It was a beautiful clear spring day, and it seemed that the whole of nature was out-of-doors. Butterflies, bees, birds, and helicopters buzzed merrily through the air. Ming and I passed by many groups of nature-lovers and helicopter-spotters clutching copies of 'What Mode of Air Transport is That?'.
A little further on, we walked by a mountainside and happened upon a group of youths enjoying the simple and innocent pastime of inciting avalanches. They did this by hollering up the mountainside until the mountainside came down to visit them, and had so far managed to incite several fair-sized boulders down. One eager young boy hoped to incite the whole mountainside to revolution, but had so far failed. We left this chap with several words of encouragement, telling him that one day, perhaps, he would find a small to medium-sized mountain state to incite, and strolled on.

Ming suggested to me that we stop to lunch under a nearby elm tree. Unfortunately, we found when we got there that it was not an elm tree at all, but a statue of the Mighty Chess Player Aleksandr Aleksandrovich Aljechin (a quite natural and easy mistake to make); and that, indeed, we had forgotten to pack any lunch. I therefore suggested to Ming that we eat our words, which we did, with great satisfaction.
We walked on a little way when we came to a fellow traveller walking in the opposite direction. We asked him whither he was travelling?
"To the city of Murbenstadt!" he replied.
As it so happened, that city happened to be just behind him. We pointed this out to him, in order to make his journey quicker.
"Oh - thankyou!" he replied. "But it doesn't matter which road I take. I expect I will reach it eventually!"
He then walked off in the same direction he had been taking before.
Some time later, we reached a second traveller - little more than a boy, this time.
"Where are you travelling to?" we inquired.
"To next year!" he replied, "For Father has told me that when I am ten, he shall give me an elephant as a gift!"
"But," we replied, "You will turn ten years old soon enough; although you may find it difficult to find next year."
"Oh, I can't wait that long!" shouted the lad, and bounded off. Reflecting on his quest and my own curious family ailment, I couldn't help but think that he had a point. I have since heard that, several years on, the poor lad is still searching for next year, and still but nine years of age. I hope he finds it one of these days.

The sun was becoming low in the sky, and Ming and I became worried that we would not find shelter. Still, we continued wandering on through meadows and fields until we came to a pale girl sitting alone upon a mossy tree stump, stroking an electric guitar. She waved as we approached.
"Greetings, fellow travellers!"
"But you are not travelling ..." Ming said, and I nodded in agreement.
"Oh, it may look that way," said the girl. "But I, too, am travelling: I am bound for Dresden, and I am just waiting for it to arrive here."
"It might take a little while for it to arrive," I mused.
"Oh, I expect it is not too far away," she replied.
Ming and I were too tired and polite to argue. The girl then waved her hand to two other tree stumps, and invited for us to join her. We therefore settled ourselves down.
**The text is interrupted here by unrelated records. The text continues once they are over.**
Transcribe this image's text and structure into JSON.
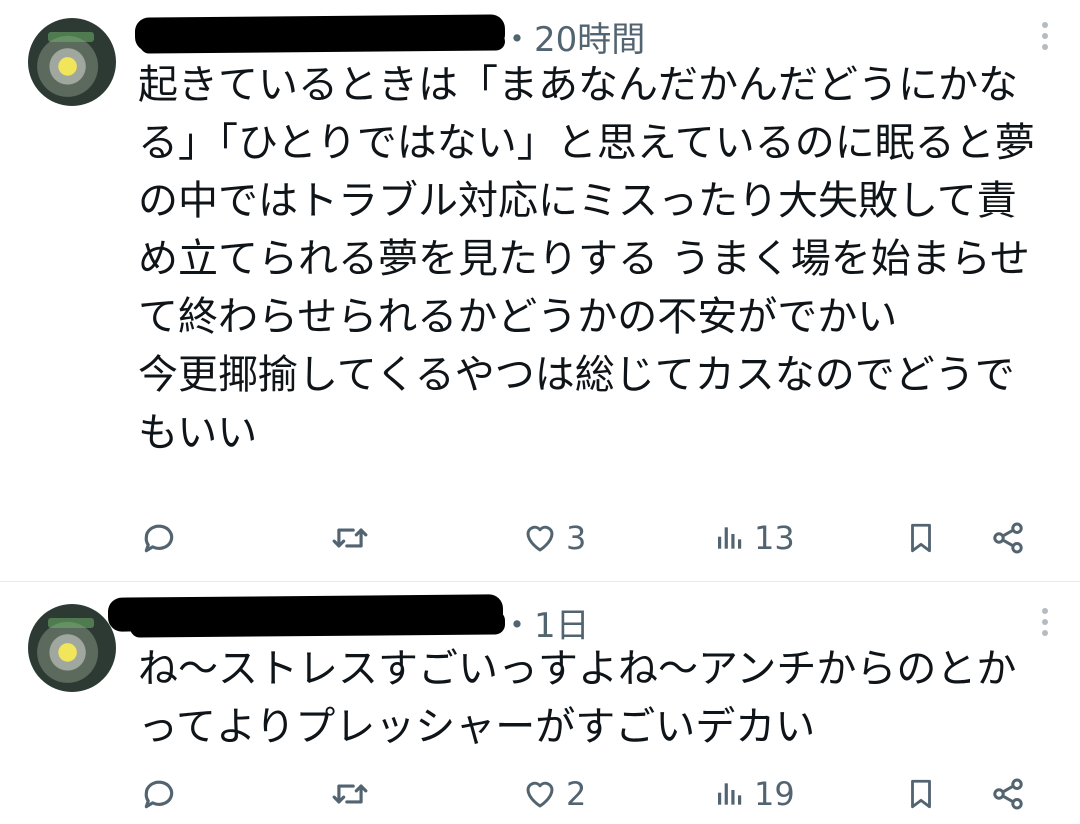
{
  "tweets": [
    {
      "time": "・20時間",
      "text": "起きているときは「まあなんだかんだどうにかなる」「ひとりではない」と思えているのに眠ると夢の中ではトラブル対応にミスったり大失敗して責め立てられる夢を見たりする うまく場を始まらせて終わらせられるかどうかの不安がでかい\n今更揶揄してくるやつは総じてカスなのでどうでもいい",
      "likes": "3",
      "views": "13"
    },
    {
      "time": "・1日",
      "text": "ね〜ストレスすごいっすよね〜アンチからのとかってよりプレッシャーがすごいデカい",
      "likes": "2",
      "views": "19"
    }
  ],
  "icons": {
    "reply": "reply-icon",
    "retweet": "retweet-icon",
    "like": "heart-icon",
    "views": "views-icon",
    "bookmark": "bookmark-icon",
    "share": "share-icon",
    "more": "more-icon"
  },
  "colors": {
    "text": "#0f1419",
    "muted": "#536471",
    "divider": "#e6ecf0"
  }
}
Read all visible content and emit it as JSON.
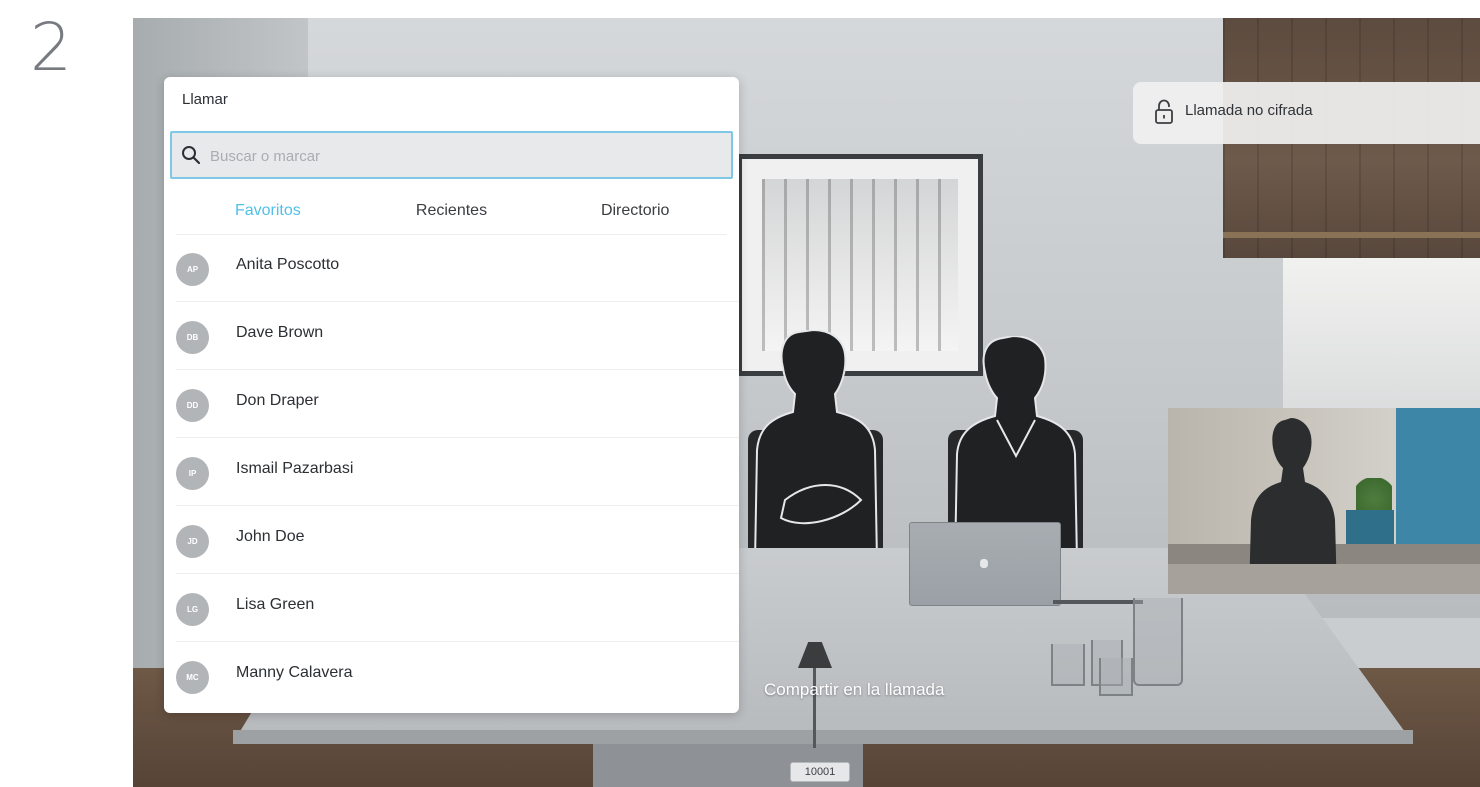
{
  "step_number": "2",
  "call_panel": {
    "title": "Llamar",
    "search": {
      "placeholder": "Buscar o marcar",
      "value": "",
      "icon": "search-icon"
    },
    "tabs": [
      {
        "label": "Favoritos",
        "active": true
      },
      {
        "label": "Recientes",
        "active": false
      },
      {
        "label": "Directorio",
        "active": false
      }
    ],
    "contacts": [
      {
        "initials": "AP",
        "name": "Anita Poscotto"
      },
      {
        "initials": "DB",
        "name": "Dave Brown"
      },
      {
        "initials": "DD",
        "name": "Don Draper"
      },
      {
        "initials": "IP",
        "name": "Ismail Pazarbasi"
      },
      {
        "initials": "JD",
        "name": "John Doe"
      },
      {
        "initials": "LG",
        "name": "Lisa Green"
      },
      {
        "initials": "MC",
        "name": "Manny Calavera"
      }
    ]
  },
  "encryption_notice": {
    "icon": "unlock-icon",
    "text": "Llamada no cifrada"
  },
  "share_label": "Compartir en la llamada",
  "room_number": "10001",
  "colors": {
    "accent": "#4fc0e8",
    "avatar": "#b2b5b8",
    "panel_bg": "#ffffff",
    "text": "#2c2f33"
  }
}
As luck would have it, however, my tree stump turned out to be a rose-bush, and Ming's turned out to be an angry alligator. So we swapped, and made ourselves comfortable.
The girl's name was Natalia; she was from Russia originally, although she forgot the name of the town she was born in - she was so forgetful, she even forgot the names of family, not to mention people that she had never met and was never likely to meet, though she tried very hard to remember as many as she could. And oh, how silly she was - she had forgotten to ask our names!
We told her our names, and a little about ourselves. She replied, that she would remember not to forget, if only she wouldn't forget to remember.
So the conversation continued in this genial vein for some time. Later in the night we became drowsy, and nodded off to sleep where we sat.


It was just before dawn when we were rudely awaken by a loud rumbling sound.
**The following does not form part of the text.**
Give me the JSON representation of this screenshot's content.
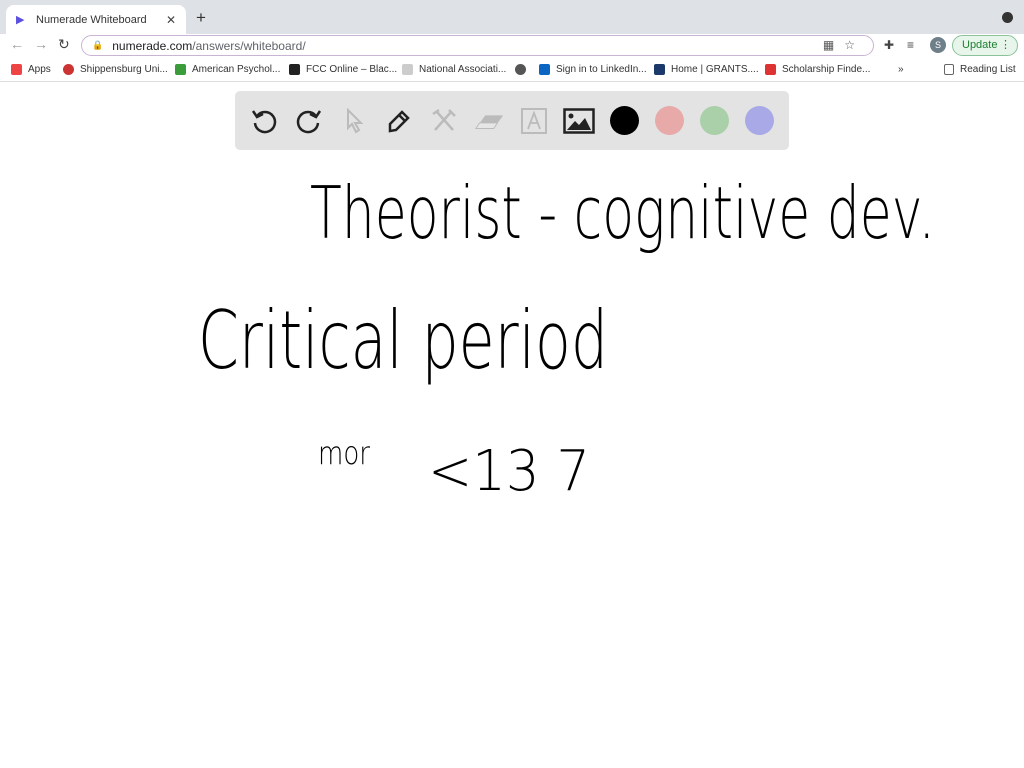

* Camels are quite popular around Zagreb at that time of the year. If you ever travel there, I highly recommend you take a copy of Doktor Polagius's book TRAVELS WITH A DROMEDARY THROUGH THE CROATIAN TERRITORIES


Post a Comment

<< Home